Obese female ob/ob mice were treated with human OB protein or with the human OB-IgG-1 chimera. The data are shown in FIG. 2. The data presented in the top chart demonstrate that the hOB-IgG-1 fusion protein is more potent than the native hOB protein at reducing body weight, when both proteins are administered similarly by daily subcutaneous infusion. It is noted that the increase in potency would be even more expressed, if the data were converted to molar amounts, as only about one third of the OB-IgG-1 chimera comes from the OB protein. The data further confirm the previous observation that continuous subcutaneous infusion (pump) or the hOB protein is more effective than daily subcutaneous injections (inj) at reducing body weight.
The data shown at the bottom chart of FIG. 2 show that the hOB-IgG-1 fusion protein substantially reduced food intake. This result was unexpected as it was assumed that the fusion protein would be too large to cross the blood-brain barrier and exert its effect.
Obese (ob/ob) female mice were treated with either hOB or the hOB-IgG-1 chimera by daily subcutaneous injections for 7 days. The data shown in FIG. 3 again demonstrate that the chimera is more effective than the native hOB protein at reducing body weight (top) and food intake (bottom).
D. Results with PEG-hOB
Obese female ob/ob mice were treated with human OB protein or with PEG derivatives of human OB. The data are shown in FIG. 4. The data presented in the top chart demonstrate that PEG-hOB is more potent than the native hOB protein at reducing body weight, when both proteins are administered similarly by daily subcutaneous infusion.

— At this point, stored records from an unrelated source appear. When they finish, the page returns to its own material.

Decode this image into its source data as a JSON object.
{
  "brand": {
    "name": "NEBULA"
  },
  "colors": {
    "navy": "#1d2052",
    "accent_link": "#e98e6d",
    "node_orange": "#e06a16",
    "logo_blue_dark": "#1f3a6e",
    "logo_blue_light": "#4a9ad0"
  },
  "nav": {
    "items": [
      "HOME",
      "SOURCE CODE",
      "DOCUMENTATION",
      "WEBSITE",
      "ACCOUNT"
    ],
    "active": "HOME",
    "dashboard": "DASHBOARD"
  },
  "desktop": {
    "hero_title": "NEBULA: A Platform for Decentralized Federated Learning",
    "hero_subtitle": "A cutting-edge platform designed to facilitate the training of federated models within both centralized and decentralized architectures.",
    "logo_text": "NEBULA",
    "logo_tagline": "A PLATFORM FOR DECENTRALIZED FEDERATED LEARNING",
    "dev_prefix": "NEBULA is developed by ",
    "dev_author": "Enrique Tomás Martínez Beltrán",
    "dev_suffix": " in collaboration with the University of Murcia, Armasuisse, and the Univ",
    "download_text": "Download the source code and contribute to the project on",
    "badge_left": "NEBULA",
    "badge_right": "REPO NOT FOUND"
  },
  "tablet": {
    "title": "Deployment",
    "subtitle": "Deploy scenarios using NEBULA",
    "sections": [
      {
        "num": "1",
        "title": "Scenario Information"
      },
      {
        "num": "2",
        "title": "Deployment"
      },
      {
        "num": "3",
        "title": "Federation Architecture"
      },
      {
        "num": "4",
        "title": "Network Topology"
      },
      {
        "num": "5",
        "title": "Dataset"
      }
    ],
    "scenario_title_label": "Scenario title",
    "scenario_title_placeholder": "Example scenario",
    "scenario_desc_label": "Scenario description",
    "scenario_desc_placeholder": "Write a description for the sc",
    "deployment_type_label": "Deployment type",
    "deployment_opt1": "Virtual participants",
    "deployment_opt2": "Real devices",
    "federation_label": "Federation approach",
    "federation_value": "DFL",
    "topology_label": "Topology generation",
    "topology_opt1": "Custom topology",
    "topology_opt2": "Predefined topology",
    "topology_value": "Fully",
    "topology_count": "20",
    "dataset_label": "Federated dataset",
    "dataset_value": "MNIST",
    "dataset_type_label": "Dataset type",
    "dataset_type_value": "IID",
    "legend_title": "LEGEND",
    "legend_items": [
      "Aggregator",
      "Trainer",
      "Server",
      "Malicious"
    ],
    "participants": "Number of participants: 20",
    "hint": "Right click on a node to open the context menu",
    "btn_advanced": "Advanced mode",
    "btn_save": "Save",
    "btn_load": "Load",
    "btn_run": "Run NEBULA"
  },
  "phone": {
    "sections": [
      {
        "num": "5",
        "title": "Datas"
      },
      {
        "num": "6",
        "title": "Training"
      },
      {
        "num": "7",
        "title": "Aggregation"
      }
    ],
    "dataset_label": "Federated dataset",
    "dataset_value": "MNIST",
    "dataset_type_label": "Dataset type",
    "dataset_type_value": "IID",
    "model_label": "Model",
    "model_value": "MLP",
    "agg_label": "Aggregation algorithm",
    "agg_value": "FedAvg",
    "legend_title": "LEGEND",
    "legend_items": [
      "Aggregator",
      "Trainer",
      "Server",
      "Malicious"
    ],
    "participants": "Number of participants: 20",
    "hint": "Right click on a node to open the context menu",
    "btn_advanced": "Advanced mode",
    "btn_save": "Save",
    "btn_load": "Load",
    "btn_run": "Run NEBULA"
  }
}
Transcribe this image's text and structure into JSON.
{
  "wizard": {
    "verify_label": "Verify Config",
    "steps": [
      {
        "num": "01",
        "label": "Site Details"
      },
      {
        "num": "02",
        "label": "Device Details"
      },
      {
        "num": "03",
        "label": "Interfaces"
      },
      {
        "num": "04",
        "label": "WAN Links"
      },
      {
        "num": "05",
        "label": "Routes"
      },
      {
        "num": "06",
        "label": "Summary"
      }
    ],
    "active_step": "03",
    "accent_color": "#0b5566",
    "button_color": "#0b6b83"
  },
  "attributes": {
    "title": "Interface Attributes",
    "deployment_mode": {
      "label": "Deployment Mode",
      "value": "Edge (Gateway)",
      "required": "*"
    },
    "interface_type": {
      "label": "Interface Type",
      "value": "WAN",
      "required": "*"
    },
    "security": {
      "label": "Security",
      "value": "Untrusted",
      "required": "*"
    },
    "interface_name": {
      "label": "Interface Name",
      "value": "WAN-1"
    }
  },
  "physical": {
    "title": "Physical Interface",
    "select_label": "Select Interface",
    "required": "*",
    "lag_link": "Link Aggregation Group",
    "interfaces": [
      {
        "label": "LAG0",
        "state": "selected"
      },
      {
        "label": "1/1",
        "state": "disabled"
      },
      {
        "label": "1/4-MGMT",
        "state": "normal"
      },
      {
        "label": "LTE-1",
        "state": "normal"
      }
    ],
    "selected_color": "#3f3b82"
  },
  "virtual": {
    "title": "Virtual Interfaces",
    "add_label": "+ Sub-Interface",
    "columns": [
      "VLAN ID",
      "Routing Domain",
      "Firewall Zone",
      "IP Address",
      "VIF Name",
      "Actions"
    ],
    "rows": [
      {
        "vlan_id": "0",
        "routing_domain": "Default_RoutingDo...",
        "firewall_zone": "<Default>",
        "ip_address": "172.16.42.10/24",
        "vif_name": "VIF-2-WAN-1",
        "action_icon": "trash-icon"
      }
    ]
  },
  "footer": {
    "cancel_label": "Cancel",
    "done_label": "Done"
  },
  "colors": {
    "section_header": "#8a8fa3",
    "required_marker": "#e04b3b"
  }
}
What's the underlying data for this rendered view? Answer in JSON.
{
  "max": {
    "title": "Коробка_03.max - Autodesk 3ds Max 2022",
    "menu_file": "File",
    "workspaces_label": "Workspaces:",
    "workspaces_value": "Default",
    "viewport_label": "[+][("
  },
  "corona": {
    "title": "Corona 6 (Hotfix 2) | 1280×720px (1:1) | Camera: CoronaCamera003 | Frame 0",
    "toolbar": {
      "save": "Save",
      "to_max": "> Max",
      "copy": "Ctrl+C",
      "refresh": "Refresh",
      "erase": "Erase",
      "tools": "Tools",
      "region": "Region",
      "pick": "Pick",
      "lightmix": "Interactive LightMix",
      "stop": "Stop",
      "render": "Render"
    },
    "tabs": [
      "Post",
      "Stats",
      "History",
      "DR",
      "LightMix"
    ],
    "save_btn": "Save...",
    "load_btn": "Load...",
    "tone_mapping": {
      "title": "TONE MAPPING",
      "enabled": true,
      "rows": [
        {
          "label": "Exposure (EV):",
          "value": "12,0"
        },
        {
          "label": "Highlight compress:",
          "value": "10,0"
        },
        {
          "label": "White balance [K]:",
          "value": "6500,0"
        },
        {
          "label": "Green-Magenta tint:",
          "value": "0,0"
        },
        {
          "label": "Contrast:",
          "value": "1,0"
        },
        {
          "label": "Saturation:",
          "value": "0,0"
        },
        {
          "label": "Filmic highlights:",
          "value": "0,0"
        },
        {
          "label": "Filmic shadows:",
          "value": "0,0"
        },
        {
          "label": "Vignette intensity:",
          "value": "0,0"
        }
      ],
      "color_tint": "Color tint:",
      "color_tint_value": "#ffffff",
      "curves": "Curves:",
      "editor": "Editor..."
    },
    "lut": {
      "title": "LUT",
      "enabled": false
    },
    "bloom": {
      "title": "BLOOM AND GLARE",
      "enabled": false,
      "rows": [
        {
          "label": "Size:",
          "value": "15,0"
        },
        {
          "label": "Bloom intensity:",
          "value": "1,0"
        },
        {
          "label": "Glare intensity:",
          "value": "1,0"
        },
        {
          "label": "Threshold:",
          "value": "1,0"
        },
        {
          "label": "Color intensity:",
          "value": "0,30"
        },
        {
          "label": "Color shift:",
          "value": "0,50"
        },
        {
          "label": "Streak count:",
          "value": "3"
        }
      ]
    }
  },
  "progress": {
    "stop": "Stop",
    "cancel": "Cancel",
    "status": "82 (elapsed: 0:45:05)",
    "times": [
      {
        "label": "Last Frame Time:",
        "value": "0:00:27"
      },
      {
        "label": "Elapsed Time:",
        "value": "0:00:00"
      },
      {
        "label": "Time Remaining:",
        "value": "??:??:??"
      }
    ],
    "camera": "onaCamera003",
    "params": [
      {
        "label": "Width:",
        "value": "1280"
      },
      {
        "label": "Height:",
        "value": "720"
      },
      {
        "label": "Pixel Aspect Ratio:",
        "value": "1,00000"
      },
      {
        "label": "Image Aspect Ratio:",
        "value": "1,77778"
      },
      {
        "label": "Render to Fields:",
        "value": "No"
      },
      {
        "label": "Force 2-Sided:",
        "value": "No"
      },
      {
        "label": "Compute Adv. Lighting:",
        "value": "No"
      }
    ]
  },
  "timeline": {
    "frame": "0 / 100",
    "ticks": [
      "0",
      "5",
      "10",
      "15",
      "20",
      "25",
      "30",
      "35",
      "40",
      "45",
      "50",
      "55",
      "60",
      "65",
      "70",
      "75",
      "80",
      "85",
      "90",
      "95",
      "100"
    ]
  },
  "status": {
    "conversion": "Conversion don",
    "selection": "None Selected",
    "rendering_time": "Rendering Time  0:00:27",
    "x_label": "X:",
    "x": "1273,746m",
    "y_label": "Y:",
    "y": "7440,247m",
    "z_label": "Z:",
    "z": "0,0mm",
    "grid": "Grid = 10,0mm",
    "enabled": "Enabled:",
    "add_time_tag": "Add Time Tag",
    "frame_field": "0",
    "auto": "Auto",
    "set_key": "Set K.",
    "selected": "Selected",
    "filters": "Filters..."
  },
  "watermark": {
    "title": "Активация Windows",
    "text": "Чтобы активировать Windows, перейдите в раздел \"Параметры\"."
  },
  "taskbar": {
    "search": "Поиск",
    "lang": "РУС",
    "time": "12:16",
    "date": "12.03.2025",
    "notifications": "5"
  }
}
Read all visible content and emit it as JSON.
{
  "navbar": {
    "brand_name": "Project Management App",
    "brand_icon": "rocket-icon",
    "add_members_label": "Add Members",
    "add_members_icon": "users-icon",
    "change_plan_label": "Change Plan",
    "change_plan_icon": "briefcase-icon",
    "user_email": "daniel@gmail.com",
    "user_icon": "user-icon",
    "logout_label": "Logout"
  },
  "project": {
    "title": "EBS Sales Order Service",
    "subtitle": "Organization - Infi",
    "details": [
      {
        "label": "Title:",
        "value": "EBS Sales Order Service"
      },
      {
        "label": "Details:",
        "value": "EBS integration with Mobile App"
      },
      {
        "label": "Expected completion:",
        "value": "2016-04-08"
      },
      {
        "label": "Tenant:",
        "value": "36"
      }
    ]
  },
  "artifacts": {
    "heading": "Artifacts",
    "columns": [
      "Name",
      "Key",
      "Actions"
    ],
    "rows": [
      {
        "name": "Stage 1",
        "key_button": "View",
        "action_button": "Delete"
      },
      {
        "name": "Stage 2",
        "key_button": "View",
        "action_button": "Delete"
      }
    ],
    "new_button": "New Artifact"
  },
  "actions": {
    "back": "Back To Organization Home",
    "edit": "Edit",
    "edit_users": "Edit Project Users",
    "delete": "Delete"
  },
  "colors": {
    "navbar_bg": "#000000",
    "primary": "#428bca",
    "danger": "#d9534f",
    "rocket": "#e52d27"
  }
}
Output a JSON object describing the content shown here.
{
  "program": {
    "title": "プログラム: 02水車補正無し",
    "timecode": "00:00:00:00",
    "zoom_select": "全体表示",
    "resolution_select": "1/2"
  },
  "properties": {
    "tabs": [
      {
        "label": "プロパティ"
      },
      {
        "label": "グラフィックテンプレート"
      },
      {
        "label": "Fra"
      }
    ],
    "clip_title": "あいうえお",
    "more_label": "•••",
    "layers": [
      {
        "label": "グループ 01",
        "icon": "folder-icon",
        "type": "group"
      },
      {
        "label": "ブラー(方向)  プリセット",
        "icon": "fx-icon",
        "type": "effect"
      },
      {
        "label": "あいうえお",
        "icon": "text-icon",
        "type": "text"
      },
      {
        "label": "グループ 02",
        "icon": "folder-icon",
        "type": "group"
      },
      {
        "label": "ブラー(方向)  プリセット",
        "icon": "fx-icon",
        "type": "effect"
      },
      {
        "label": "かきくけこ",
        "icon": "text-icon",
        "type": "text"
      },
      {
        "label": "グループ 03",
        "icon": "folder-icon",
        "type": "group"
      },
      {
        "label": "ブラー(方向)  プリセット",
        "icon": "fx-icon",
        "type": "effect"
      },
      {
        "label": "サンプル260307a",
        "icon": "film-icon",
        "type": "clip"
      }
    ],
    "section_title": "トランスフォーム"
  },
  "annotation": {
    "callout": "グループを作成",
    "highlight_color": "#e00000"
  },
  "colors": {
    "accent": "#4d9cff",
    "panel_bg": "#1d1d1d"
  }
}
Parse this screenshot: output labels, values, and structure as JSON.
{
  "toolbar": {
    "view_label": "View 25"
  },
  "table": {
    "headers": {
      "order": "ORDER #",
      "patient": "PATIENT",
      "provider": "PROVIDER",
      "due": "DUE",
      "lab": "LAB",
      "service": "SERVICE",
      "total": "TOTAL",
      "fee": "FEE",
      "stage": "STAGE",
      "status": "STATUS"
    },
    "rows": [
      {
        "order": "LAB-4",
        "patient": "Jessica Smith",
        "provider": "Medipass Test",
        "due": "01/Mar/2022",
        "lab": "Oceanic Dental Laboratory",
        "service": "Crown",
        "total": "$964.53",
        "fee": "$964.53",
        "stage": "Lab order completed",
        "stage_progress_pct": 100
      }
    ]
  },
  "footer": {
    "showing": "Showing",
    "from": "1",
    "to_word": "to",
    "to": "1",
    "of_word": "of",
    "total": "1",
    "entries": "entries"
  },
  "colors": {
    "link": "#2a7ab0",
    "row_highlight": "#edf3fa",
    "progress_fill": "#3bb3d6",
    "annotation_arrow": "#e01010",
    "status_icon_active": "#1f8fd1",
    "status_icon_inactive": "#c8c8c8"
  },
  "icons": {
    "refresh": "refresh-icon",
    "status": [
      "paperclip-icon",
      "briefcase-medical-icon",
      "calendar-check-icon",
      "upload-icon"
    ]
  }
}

It is noted that the increase in potency would be even more expressed, if the data were converted to molar amounts.
The data shown at the bottom chart of FIG. 4 show that the PEG-hOB proteins were substantially more effective in reducing food intake than unmodified native hOB.
While the invention has been illustrated by way of examples, the scope of the invention is not so limited. It will be understood that further modifications and variations are possible without diverting from the overall concept of the invention. All such modifications are intended to be within the scope of the present invention.
All references cited throughout the specification, including the examples, and the references cited therein are hereby expressly incorporated by reference.